Do you feel that now, when you’re putting out an EP or an album, you try to make it a cohesive body of work instead of individual songs stitched together?
Yeah, I think that Gabe [Saporta]’s actually brought this to my attention at lot. He’s kind of shown me the importance of telling a story, of having a definite story. When we put together these two past EPs, both Colorado and City of Lost Angels, each body of work was meant to tell a story of me having just moved to LA coming from Colorado, and just growing as an artist alongside doing that. I think it’s important to tell a story in your work so that people have some other thing to connect to outside of just the music itself, maybe.
What are your upcoming plans for 2022?

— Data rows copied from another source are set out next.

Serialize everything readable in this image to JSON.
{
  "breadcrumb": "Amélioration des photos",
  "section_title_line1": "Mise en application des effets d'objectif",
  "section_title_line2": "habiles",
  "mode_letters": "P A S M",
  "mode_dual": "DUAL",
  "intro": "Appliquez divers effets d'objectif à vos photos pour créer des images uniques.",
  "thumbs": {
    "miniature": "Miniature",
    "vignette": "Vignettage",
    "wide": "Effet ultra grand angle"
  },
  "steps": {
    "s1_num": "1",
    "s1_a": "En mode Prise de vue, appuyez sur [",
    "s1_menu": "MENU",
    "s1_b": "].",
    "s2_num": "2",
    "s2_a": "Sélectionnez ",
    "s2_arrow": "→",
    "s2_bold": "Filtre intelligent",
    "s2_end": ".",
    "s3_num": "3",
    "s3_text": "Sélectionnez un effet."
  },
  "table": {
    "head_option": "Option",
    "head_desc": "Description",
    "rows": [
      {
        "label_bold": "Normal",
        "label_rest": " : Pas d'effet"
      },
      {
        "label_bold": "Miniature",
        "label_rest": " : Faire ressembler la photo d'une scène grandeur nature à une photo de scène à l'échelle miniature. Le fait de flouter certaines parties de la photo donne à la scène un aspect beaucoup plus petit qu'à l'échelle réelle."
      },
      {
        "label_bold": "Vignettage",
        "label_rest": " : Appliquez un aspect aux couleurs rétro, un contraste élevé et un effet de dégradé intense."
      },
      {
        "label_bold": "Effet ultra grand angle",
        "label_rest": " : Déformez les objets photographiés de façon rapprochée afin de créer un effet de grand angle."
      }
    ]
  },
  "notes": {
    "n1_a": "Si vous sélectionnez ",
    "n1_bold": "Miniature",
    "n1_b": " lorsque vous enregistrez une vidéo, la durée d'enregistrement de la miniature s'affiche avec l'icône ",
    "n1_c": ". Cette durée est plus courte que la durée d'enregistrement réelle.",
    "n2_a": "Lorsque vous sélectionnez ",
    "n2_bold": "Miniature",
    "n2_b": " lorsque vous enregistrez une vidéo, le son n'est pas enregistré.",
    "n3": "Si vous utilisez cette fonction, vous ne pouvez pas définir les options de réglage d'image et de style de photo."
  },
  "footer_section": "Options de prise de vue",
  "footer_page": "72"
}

So much. I have a show in Chicago. I’m going on tour with Ryan Woods, a friend of mine, and that starts in February. On February 15th. We’re playing New York, Chicago, Atlanta, Houston, Dallas, San Francisco, and L.A. That’ll be going on all of February into March. And then I have a college show at ASU that I’m headlining, on April 8, which I’m really excited about. So that’ll be really fun. I’ve got lots of new music coming that I’m definitely aiming to release this year. Right now, I’m into a lot of reflection and refinement and as I said before, I’m just kind of rediscovering how I can become a better songwriter, and write more meaningful lyrics. So that’s what I’m focusing on right now.